If you’ve got a third grade child in the Moline-Coal Valley School District No. 40, ask your child if their library class at school has had any visitors lately?
Our children’s department staff has been visiting all the 3rd grade library classes the past couple of weeks. Our objective has been to booktalk some new books, talk about what’s happening in the public library, and hand out library card application forms.
Booktalks are short, informal presentations designed to inspire others to read the same book – we essentially are trying to “sell you” on reading that book! “Booktalking” is one of the most effective ways to get kids reading, and we’ve had a blast talking to and with these terrific kids!
Here’s a list of what Miss Teresa was “selling” in her booktalks!
Anne of Green Gables: a Graphic Novel adapted by Mariah Marsden
The Boxcar Children – Fully Illustrated Edition by Gertrude Chandler Warner
The Purloining of Prince Oleomargarine by Mark Twain and Philip Stead
Bad Kitty – Camp Daze by Nick Bruel
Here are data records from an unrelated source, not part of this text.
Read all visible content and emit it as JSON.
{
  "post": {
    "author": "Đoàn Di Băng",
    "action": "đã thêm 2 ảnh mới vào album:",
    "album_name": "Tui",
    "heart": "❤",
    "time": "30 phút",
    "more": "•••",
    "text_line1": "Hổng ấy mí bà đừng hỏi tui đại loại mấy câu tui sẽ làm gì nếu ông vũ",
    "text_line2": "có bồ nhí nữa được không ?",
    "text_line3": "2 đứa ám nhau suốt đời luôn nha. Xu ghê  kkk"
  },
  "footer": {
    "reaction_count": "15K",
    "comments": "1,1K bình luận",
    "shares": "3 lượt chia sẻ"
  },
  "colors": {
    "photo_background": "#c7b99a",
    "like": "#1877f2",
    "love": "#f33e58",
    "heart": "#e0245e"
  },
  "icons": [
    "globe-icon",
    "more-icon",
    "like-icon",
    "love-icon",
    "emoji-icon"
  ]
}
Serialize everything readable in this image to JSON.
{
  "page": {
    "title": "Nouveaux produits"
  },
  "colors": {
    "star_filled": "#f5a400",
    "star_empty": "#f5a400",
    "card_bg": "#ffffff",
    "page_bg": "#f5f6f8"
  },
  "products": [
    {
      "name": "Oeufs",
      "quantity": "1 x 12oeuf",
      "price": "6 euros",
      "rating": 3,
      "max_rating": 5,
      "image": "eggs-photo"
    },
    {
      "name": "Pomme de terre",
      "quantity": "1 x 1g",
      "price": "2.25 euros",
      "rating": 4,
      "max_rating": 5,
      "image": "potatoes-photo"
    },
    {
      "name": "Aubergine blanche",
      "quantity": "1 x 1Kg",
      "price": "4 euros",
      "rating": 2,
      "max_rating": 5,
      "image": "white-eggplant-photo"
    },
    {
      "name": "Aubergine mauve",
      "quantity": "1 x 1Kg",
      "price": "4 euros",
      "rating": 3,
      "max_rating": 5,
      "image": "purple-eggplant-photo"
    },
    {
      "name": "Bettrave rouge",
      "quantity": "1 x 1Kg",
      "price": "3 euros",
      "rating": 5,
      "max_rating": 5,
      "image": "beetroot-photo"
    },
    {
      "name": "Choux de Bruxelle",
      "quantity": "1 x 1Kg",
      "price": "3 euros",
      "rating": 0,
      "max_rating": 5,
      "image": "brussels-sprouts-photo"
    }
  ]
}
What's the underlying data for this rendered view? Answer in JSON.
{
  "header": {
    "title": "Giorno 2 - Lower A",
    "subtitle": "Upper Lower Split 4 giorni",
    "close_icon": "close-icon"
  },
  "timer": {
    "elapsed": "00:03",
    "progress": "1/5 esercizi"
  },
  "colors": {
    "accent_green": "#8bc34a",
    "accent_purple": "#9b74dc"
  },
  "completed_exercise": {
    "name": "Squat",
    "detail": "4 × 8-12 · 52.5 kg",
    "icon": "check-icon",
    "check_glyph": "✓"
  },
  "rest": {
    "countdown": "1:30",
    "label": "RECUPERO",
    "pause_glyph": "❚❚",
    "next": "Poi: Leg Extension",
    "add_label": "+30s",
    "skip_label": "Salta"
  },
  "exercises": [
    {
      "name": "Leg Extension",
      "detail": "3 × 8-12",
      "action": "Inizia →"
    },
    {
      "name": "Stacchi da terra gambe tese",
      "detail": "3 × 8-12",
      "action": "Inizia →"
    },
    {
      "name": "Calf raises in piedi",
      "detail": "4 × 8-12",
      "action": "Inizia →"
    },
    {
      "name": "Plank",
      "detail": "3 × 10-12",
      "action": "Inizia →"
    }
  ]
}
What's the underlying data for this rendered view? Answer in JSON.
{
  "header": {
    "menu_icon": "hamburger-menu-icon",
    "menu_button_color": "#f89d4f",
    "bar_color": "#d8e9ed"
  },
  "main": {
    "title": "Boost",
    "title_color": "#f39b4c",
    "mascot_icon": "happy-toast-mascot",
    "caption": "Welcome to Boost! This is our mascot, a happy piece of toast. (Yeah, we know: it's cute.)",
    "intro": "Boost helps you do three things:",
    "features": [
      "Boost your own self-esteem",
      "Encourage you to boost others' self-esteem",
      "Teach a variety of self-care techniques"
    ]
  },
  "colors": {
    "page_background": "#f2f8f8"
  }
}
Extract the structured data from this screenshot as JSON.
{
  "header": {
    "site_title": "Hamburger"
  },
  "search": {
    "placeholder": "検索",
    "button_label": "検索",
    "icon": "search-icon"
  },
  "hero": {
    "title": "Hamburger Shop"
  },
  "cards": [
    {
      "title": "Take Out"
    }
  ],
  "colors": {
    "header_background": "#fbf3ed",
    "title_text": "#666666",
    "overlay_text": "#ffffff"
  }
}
The Secret Cookie Club: P.S. Send More Cookies by Martha Freeman
Hilo – The Boy Who Crashed to Earth by Judd Winick
How To Be An Elephant – Growing Up in the African Wild by Katherine Roy
Her Right Foot by Dave Eggers
Dog Man and Cat Kid by Dav Pilkey
Ruth Bader Ginsburg – The Case of RBG vs. Inequality by Jonah Winter
Big Nate – Thunka, Thunka, Thunka by Lincoln Peirce
Irish folklore tells of Leprechauns granting wishes to people who capture them, but be careful! Leprechauns are tricky.
Grab your craft supplies and have fun with glitter, boxes, streamers, holiday lights or whatever you choose. Most traps I’ve had the pleasure of viewing are green and about shoebox size. There have been nets, holes, false bottoms and foliage. Let your child’s imagination run wild and let them build whatever makes their heart smile.
Traditionally Leprechaun traps are place out the night before St. Patrick’s Day. Often Leprechauns will leave gold chocolate coins, real coins and small toys. But your Leprechaun can leave what is appropriate for your family.
I’m eager for spring, but time changes always seems to bring big adjustments in schedules. It also brings a great learning opportunity. Have you ever wondered, why we change our clocks twice a year? Who came up with the idea? How did people tell time before we had cell phones? How do I teach my child how to tell time from a traditional face clock?
Now & Ben: The Modern Inventions of Benjamin Franklin by Gene Barretta
What Time Is It, Mr. Crocodile? by Judy Sierra
Just a Second by Steve Jenkins
Make It Work! Time by Andrew Haslam